__Work request__. Check each line of the data for "name" and select those that have it.
==== Recorded data
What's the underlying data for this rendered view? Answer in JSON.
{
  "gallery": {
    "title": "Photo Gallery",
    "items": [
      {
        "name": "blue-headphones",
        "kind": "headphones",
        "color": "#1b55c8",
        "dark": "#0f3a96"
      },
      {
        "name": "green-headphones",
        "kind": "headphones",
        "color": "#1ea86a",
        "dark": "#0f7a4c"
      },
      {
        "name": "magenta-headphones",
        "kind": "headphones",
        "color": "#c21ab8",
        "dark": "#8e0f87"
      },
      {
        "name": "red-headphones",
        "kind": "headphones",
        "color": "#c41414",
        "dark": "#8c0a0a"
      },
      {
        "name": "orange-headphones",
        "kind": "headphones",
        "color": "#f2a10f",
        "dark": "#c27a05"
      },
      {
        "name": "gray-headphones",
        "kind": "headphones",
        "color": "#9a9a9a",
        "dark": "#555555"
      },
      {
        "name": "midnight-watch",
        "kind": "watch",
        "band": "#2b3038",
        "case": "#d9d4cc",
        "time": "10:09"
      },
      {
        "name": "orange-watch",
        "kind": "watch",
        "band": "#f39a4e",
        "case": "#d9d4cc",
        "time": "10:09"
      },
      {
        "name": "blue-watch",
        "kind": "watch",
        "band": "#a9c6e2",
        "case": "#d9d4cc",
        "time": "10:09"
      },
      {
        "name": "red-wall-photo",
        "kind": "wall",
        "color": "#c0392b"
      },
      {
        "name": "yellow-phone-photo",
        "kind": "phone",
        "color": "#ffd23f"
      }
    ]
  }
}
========
__Expected answer__.
        "name": "blue-headphones",
        "name": "green-headphones",
        "name": "magenta-headphones",
        "name": "red-headphones",
        "name": "orange-headphones",
        "name": "gray-headphones",
        "name": "midnight-watch",
        "name": "orange-watch",
        "name": "blue-watch",
        "name": "red-wall-photo",
        "name": "yellow-phone-photo",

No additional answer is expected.